SUPPLIED DATA below:

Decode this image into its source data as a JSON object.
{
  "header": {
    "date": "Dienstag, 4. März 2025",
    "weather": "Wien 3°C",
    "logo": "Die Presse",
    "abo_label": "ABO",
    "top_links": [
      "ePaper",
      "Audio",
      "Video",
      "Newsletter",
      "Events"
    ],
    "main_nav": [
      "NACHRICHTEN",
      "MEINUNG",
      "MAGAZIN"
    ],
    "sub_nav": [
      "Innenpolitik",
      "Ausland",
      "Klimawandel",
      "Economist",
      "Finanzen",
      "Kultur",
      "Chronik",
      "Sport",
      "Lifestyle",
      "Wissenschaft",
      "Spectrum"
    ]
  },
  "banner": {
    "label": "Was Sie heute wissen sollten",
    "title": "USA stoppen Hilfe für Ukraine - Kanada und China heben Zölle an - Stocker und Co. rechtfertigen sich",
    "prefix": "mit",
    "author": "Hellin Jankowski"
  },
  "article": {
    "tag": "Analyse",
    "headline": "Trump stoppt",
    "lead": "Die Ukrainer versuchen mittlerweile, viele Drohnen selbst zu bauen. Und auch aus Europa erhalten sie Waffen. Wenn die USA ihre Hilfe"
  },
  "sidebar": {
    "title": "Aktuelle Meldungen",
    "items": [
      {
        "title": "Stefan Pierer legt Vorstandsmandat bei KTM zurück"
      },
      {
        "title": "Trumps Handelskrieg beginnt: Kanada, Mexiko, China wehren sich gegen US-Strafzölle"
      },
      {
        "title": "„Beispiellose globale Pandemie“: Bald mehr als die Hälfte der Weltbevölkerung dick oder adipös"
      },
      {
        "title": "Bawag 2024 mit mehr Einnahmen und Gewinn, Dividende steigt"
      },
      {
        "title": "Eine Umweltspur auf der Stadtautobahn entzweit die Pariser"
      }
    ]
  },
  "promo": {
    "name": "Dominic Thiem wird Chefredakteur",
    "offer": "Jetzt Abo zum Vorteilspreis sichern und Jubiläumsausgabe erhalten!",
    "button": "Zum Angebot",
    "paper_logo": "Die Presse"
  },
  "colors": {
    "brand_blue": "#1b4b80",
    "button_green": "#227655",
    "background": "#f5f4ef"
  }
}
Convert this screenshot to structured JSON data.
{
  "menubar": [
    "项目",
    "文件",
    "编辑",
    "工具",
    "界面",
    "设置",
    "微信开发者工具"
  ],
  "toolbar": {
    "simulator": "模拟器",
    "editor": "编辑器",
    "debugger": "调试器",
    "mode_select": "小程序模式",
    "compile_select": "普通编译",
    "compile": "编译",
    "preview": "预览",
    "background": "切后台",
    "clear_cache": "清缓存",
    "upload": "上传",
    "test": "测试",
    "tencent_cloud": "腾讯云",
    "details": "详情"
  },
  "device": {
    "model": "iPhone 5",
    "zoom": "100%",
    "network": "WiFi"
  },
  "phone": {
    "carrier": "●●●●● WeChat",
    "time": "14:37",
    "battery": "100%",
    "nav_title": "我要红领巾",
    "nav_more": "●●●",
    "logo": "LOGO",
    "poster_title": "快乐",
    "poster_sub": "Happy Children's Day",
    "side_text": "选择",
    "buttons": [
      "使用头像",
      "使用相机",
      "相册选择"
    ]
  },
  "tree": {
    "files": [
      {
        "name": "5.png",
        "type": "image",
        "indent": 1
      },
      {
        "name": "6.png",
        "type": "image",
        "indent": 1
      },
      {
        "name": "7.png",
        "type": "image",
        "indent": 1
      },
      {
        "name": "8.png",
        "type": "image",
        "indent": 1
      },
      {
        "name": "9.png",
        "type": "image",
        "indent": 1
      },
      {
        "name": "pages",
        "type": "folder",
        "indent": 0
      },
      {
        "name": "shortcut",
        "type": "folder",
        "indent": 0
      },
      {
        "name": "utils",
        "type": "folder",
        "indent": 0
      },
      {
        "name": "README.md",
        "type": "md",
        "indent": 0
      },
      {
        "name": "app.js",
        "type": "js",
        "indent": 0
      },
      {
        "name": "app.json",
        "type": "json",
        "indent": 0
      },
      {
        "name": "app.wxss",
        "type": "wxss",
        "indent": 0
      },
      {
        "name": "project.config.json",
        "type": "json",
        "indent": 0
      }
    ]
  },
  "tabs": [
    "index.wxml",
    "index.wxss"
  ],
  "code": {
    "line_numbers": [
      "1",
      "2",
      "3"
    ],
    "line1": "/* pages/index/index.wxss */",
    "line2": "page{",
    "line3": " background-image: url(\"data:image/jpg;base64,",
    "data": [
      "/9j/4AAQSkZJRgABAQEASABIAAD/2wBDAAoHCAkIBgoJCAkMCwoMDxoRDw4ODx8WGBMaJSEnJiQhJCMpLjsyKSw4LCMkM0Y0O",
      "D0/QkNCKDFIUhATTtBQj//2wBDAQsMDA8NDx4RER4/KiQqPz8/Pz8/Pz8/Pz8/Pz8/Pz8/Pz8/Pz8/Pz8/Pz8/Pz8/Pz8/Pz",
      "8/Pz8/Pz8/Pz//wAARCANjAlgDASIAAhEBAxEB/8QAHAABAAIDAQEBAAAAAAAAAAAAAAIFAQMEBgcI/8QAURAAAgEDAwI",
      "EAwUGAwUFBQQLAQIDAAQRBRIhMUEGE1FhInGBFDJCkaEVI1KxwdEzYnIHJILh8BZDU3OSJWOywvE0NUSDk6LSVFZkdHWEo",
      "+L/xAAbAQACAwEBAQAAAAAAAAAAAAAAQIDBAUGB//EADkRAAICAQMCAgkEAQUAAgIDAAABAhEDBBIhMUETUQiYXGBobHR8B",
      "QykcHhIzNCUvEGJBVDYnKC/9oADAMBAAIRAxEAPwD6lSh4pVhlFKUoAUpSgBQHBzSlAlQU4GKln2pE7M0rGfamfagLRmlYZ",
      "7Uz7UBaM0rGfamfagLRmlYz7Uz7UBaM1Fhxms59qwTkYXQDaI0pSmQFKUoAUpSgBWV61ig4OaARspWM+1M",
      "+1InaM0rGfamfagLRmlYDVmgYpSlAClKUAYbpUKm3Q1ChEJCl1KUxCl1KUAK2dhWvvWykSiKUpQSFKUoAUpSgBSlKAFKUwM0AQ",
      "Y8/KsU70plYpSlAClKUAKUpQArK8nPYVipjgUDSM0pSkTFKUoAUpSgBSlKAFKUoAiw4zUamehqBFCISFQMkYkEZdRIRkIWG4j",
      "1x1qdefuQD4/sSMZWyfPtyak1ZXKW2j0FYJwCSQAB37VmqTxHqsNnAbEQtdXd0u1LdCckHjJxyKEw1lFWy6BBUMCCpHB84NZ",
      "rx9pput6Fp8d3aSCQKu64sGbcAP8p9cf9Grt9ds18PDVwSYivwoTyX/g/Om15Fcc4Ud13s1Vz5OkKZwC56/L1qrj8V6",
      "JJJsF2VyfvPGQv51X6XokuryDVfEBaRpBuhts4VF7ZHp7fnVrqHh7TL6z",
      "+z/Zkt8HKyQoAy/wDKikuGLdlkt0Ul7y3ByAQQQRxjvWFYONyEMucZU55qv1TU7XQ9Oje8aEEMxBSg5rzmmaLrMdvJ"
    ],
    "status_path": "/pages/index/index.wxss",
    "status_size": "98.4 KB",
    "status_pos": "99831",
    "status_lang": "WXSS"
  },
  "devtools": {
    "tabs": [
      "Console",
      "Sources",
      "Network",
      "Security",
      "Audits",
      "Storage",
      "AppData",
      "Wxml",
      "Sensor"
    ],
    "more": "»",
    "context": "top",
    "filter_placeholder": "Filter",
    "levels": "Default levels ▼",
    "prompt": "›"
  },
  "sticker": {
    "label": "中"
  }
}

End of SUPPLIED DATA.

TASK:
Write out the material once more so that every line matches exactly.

SOLUTION FOR THIS EXERCISE:
Decode this image into its source data as a JSON object.
{
  "header": {
    "date": "Dienstag, 4. März 2025",
    "weather": "Wien 3°C",
    "logo": "Die Presse",
    "abo_label": "ABO",
    "top_links": [
      "ePaper",
      "Audio",
      "Video",
      "Newsletter",
      "Events"
    ],
    "main_nav": [
      "NACHRICHTEN",
      "MEINUNG",
      "MAGAZIN"
    ],
    "sub_nav": [
      "Innenpolitik",
      "Ausland",
      "Klimawandel",
      "Economist",
      "Finanzen",
      "Kultur",
      "Chronik",
      "Sport",
      "Lifestyle",
      "Wissenschaft",
      "Spectrum"
    ]
  },
  "banner": {
    "label": "Was Sie heute wissen sollten",
    "title": "USA stoppen Hilfe für Ukraine - Kanada und China heben Zölle an - Stocker und Co. rechtfertigen sich",
    "prefix": "mit",
    "author": "Hellin Jankowski"
  },
  "article": {
    "tag": "Analyse",
    "headline": "Trump stoppt",
    "lead": "Die Ukrainer versuchen mittlerweile, viele Drohnen selbst zu bauen. Und auch aus Europa erhalten sie Waffen. Wenn die USA ihre Hilfe"
  },
  "sidebar": {
    "title": "Aktuelle Meldungen",
    "items": [
      {
        "title": "Stefan Pierer legt Vorstandsmandat bei KTM zurück"
      },
      {
        "title": "Trumps Handelskrieg beginnt: Kanada, Mexiko, China wehren sich gegen US-Strafzölle"
      },
      {
        "title": "„Beispiellose globale Pandemie“: Bald mehr als die Hälfte der Weltbevölkerung dick oder adipös"
      },
      {
        "title": "Bawag 2024 mit mehr Einnahmen und Gewinn, Dividende steigt"
      },
      {
        "title": "Eine Umweltspur auf der Stadtautobahn entzweit die Pariser"
      }
    ]
  },
  "promo": {
    "name": "Dominic Thiem wird Chefredakteur",
    "offer": "Jetzt Abo zum Vorteilspreis sichern und Jubiläumsausgabe erhalten!",
    "button": "Zum Angebot",
    "paper_logo": "Die Presse"
  },
  "colors": {
    "brand_blue": "#1b4b80",
    "button_green": "#227655",
    "background": "#f5f4ef"
  }
}
Convert this screenshot to structured JSON data.
{
  "menubar": [
    "项目",
    "文件",
    "编辑",
    "工具",
    "界面",
    "设置",
    "微信开发者工具"
  ],
  "toolbar": {
    "simulator": "模拟器",
    "editor": "编辑器",
    "debugger": "调试器",
    "mode_select": "小程序模式",
    "compile_select": "普通编译",
    "compile": "编译",
    "preview": "预览",
    "background": "切后台",
    "clear_cache": "清缓存",
    "upload": "上传",
    "test": "测试",
    "tencent_cloud": "腾讯云",
    "details": "详情"
  },
  "device": {
    "model": "iPhone 5",
    "zoom": "100%",
    "network": "WiFi"
  },
  "phone": {
    "carrier": "●●●●● WeChat",
    "time": "14:37",
    "battery": "100%",
    "nav_title": "我要红领巾",
    "nav_more": "●●●",
    "logo": "LOGO",
    "poster_title": "快乐",
    "poster_sub": "Happy Children's Day",
    "side_text": "选择",
    "buttons": [
      "使用头像",
      "使用相机",
      "相册选择"
    ]
  },
  "tree": {
    "files": [
      {
        "name": "5.png",
        "type": "image",
        "indent": 1
      },
      {
        "name": "6.png",
        "type": "image",
        "indent": 1
      },
      {
        "name": "7.png",
        "type": "image",
        "indent": 1
      },
      {
        "name": "8.png",
        "type": "image",
        "indent": 1
      },
      {
        "name": "9.png",
        "type": "image",
        "indent": 1
      },
      {
        "name": "pages",
        "type": "folder",
        "indent": 0
      },
      {
        "name": "shortcut",
        "type": "folder",
        "indent": 0
      },
      {
        "name": "utils",
        "type": "folder",
        "indent": 0
      },
      {
        "name": "README.md",
        "type": "md",
        "indent": 0
      },
      {
        "name": "app.js",
        "type": "js",
        "indent": 0
      },
      {
        "name": "app.json",
        "type": "json",
        "indent": 0
      },
      {
        "name": "app.wxss",
        "type": "wxss",
        "indent": 0
      },
      {
        "name": "project.config.json",
        "type": "json",
        "indent": 0
      }
    ]
  },
  "tabs": [
    "index.wxml",
    "index.wxss"
  ],
  "code": {
    "line_numbers": [
      "1",
      "2",
      "3"
    ],
    "line1": "/* pages/index/index.wxss */",
    "line2": "page{",
    "line3": " background-image: url(\"data:image/jpg;base64,",
    "data": [
      "/9j/4AAQSkZJRgABAQEASABIAAD/2wBDAAoHCAkIBgoJCAkMCwoMDxoRDw4ODx8WGBMaJSEnJiQhJCMpLjsyKSw4LCMkM0Y0O",
      "D0/QkNCKDFIUhATTtBQj//2wBDAQsMDA8NDx4RER4/KiQqPz8/Pz8/Pz8/Pz8/Pz8/Pz8/Pz8/Pz8/Pz8/Pz8/Pz8/Pz8/Pz",
      "8/Pz8/Pz8/Pz//wAARCANjAlgDASIAAhEBAxEB/8QAHAABAAIDAQEBAAAAAAAAAAAAAAIFAQMEBgcI/8QAURAAAgEDAwI",
      "EAwUGAwUFBQQLAQIDAAQRBRIhMUEGE1FhInGBFDJCkaEVI1KxwdEzYnIHJILh8BZDU3OSJWOywvE0NUSDk6LSVFZkdHWEo",
      "+L/xAAbAQACAwEBAQAAAAAAAAAAAAAAQIDBAUGB//EADkRAAICAQMCAgkEAQUAAgIDAAABAhEDBBIhMUETUQiYXGBobHR8B",
      "QykcHhIzNCUvEGJBVDYnKC/9oADAMBAAIRAxEAPwD6lSh4pVhlFKUoAUpSgBQHBzSlAlQU4GKln2pE7M0rGfamfagLRmlYZ",
      "7Uz7UBaM0rGfamfagLRmlYz7Uz7UBaM1Fhxms59qwTkYXQDaI0pSmQFKUoAUpSgBWV61ig4OaARspWM+1M",
      "+1InaM0rGfamfagLRmlYDVmgYpSlAClKUAYbpUKm3Q1ChEJCl1KUxCl1KUAK2dhWvvWykSiKUpQSFKUoAUpSgBSlKAFKUwM0AQ",
      "Y8/KsU70plYpSlAClKUAKUpQArK8nPYVipjgUDSM0pSkTFKUoAUpSgBSlKAFKUoAiw4zUamehqBFCISFQMkYkEZdRIRkIWG4j",
      "1x1qdefuQD4/sSMZWyfPtyak1ZXKW2j0FYJwCSQAB37VmqTxHqsNnAbEQtdXd0u1LdCckHjJxyKEw1lFWy6BBUMCCpHB84NZ",
      "rx9pput6Fp8d3aSCQKu64sGbcAP8p9cf9Grt9ds18PDVwSYivwoTyX/g/Om15Fcc4Ud13s1Vz5OkKZwC56/L1qrj8V6",
      "JJJsF2VyfvPGQv51X6XokuryDVfEBaRpBuhts4VF7ZHp7fnVrqHh7TL6z",
      "+z/Zkt8HKyQoAy/wDKikuGLdlkt0Ul7y3ByAQQQRxjvWFYONyEMucZU55qv1TU7XQ9Oje8aEEMxBSg5rzmmaLrMdvJ"
    ],
    "status_path": "/pages/index/index.wxss",
    "status_size": "98.4 KB",
    "status_pos": "99831",
    "status_lang": "WXSS"
  },
  "devtools": {
    "tabs": [
      "Console",
      "Sources",
      "Network",
      "Security",
      "Audits",
      "Storage",
      "AppData",
      "Wxml",
      "Sensor"
    ],
    "more": "»",
    "context": "top",
    "filter_placeholder": "Filter",
    "levels": "Default levels ▼",
    "prompt": "›"
  },
  "sticker": {
    "label": "中"
  }
}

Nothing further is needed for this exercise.